Lin Farley marched in the first Christopher Street Liberation March in 1970. She gave empowering speeches at organized lesbian events. But did you know she also coined the term “sexual harassment,” sparking a movement and bringing the unspoken issue into mainstream view?
“I have been in this movement since 1969. I marched in the first Christopher Street Liberation Day march. It’s important to remember, and I think this is the time to do it, that it was a woman, a lesbian woman, who refused to get in the paddy wagon at the Stonewall & started the Stonewall riots. It’s where the movement all began. And it started with lesbians! I also want to say that it was a lesbian group that led the first march up 5th Avenue, on a sunny Sunday afternoon, for all the world to see. Now, year after year, since that first march, women have to fight for their place in line. We are not recognized in our own movement; we are invisible. And part of what this rally is all about today is to show ourselves and the world that we have been the leaders of this movement all along, and that, damn it, we’re going to stand up and take our own rights into our own hands from now on.”
— Lin Farley, Lesbian Rights Rally, 1974
Farley was born in 1942, to working-class parents. Her mother’s experiences as a working woman, were part of what inspired her 1978 book, Sexual Shakedown. After her work with students at Cornell University in 1974, where she taught a class on women and work, Farley created the phrase “sexual harassment” to describe a serious workplace issue that had no name. The women in the class discussed how, at some point or another, they’d all either felt forced to quit a job, or been fired from a job, because of sexual harassment. Not only did sexual harassment not have a name at the time, it hadn’t yet been recognized publicly as a problem.

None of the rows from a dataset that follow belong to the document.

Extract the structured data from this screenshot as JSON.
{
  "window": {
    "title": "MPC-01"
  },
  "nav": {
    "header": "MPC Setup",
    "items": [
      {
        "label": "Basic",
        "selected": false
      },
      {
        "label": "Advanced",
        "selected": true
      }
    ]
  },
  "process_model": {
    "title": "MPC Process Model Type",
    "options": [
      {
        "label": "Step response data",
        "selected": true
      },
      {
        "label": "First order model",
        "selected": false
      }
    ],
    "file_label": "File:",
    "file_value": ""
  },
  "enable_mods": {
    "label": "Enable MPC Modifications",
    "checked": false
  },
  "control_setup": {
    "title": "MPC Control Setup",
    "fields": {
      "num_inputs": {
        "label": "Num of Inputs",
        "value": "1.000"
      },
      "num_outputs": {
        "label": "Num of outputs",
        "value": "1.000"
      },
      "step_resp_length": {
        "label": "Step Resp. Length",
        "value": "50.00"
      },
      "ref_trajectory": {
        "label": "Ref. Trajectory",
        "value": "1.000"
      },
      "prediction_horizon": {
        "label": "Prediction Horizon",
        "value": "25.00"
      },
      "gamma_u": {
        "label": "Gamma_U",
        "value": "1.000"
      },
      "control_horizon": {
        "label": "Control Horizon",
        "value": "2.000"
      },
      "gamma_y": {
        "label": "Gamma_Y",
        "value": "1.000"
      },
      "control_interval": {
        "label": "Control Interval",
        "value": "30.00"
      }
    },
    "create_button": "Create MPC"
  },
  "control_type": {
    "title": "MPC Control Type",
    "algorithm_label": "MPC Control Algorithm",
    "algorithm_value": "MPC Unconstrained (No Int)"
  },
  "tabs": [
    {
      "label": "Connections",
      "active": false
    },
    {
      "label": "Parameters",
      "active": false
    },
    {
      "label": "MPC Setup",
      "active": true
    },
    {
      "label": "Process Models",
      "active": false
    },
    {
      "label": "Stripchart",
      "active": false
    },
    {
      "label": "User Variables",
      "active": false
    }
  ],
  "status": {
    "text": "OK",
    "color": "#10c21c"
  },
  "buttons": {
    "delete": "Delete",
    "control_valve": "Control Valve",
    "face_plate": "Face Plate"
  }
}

Farley brought the concept to light in 1975 when she testified before the New York City Human Rights Commission Hearings, about women in the workplace. She defined “sexual harassment” as “unwanted sexual advances against women employees by male supervisors, bosses, foremen or managers.” A writer from the New York Times heard her testimony, and wrote about it. And, as they say, ‘the rest is history.’
“It often means that a woman is hired because she is pretty, regardless of her qualifications; that a woman’s job security is eternally dependent on how well she pleases her boss, and he often thinks sexual companionship is part of the job description; and that women are fired because they have aged or they are too independent or they say ‘no’ to sexual byplay.”
—Lin Farley, Human Rights Commission Hearings, 1975
In a 2017 Op-Ed for the New York Times, Farley expresses disappointment in how the phrase “sexual harassment” has become part of corporate training sessions that are intended to help companies dodge lawsuits. That aside, she started a vital conversation and gave us a phrase to describe a serious issue women are still facing in the workplace today.
“At first, it felt as if the term had the potential to change everything. Working women immediately took up the phrase, which finally captured the sexual coercion they were experiencing daily. No longer did they have to explain to their friends and family that ‘he hit on me and wouldn’t take no for an answer, so I had to quit.’ What he did had a name.”
—Lin Farley, New York Times, 2017
Lin Farley reminds us to ‘stand up and take our own rights into our own hands.’ She reminds lesbians that we’ve always been the leaders. That we spark movements. That we must continue to fight for recognition— for visibility and a voice. She’s a lesbian she-ro, a leader who still inspires us to create change.
جوليا ديانا — Julia Diana Robertson, is an award-winning author, and journalist—A first generation Arab-American, who grew up between worlds, and currently resides somewhere in the middle with a bird’s eye view.